  • The operation should be idempotent. That is if it executes multiple times, the effects are the same as if it did just once.
  • You can inquire about status of the operation separately.

Both cases require that the data sent by client uniquely identify the transaction in some way. So than you generate the transaction data, persist them locally and send the request. If it is idempotent, you keep retrying until you get response. If it has separate query, you ignore the response and do the query, retrying the query until you get response for it, and retrying the request while the status is not carried out.

If the API does not support either, the only chance, as grahamparks suggested, is to report the error to human operator to fix things up by other means.

share|improve this answer

Use a variable to flag the call to the method.
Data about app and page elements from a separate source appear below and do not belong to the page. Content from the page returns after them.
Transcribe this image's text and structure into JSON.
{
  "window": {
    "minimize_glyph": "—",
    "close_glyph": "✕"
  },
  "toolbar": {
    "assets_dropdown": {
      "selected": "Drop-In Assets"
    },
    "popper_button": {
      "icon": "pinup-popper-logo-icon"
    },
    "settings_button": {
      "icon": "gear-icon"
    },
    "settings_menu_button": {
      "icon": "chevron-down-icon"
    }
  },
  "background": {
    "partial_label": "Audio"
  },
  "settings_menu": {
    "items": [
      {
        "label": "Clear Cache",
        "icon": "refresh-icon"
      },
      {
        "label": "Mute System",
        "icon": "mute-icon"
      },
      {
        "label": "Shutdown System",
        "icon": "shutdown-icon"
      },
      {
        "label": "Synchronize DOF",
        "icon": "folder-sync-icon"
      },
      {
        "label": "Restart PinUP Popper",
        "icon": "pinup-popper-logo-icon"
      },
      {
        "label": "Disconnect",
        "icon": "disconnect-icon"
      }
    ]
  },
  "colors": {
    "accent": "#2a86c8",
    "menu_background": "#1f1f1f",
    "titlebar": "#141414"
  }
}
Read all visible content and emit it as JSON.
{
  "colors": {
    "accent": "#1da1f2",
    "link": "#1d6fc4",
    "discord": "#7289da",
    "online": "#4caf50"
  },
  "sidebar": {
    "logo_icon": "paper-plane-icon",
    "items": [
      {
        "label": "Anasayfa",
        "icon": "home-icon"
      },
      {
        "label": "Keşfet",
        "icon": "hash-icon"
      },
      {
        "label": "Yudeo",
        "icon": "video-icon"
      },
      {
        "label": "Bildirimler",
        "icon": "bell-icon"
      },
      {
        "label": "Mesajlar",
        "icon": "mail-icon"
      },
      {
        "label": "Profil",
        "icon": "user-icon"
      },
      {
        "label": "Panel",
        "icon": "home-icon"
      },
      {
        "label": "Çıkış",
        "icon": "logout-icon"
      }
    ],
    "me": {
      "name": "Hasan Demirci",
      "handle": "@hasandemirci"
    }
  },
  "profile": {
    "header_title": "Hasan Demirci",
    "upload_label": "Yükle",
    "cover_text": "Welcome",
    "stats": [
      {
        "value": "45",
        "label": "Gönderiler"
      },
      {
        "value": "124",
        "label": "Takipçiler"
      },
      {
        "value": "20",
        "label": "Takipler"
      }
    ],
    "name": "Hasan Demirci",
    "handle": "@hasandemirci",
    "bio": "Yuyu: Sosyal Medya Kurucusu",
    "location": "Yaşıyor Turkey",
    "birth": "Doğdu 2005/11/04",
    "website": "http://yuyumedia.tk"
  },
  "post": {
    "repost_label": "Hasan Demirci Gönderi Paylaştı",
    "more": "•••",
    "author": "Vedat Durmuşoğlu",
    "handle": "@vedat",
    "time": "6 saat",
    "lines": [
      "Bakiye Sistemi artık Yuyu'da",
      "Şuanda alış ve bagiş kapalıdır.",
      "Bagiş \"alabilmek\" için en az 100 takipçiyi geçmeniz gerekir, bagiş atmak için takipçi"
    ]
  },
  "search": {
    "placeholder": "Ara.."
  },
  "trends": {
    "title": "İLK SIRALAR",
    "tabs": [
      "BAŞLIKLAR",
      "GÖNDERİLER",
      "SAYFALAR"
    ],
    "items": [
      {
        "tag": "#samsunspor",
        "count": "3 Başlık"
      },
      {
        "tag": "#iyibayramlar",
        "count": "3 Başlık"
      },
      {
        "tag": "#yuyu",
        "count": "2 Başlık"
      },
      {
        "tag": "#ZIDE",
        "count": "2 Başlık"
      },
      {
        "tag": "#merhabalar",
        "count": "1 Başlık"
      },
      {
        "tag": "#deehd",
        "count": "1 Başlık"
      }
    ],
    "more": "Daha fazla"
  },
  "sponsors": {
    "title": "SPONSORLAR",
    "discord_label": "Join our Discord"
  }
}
Check this immediately and return if the flag is set.

In C/C++ you can use a static local variable to store the flag.

share|improve this answer
1  
It is not possible to set a flag if the application fails before the API method returns, although in this case it may have performed the side-effect once already. –  John Cartwright Apr 9 '13 at 6:39
1  
static local variable is once per function and program execution while I strongly suspect the only sensible meaning of once is per object instance. –  Jan Hudec Apr 9 '13 at 6:42

Your Answer

 
discard

By posting your answer, you agree to the privacy policy and terms of service.

Not the answer you're looking for? Browse other questions tagged or ask your own question.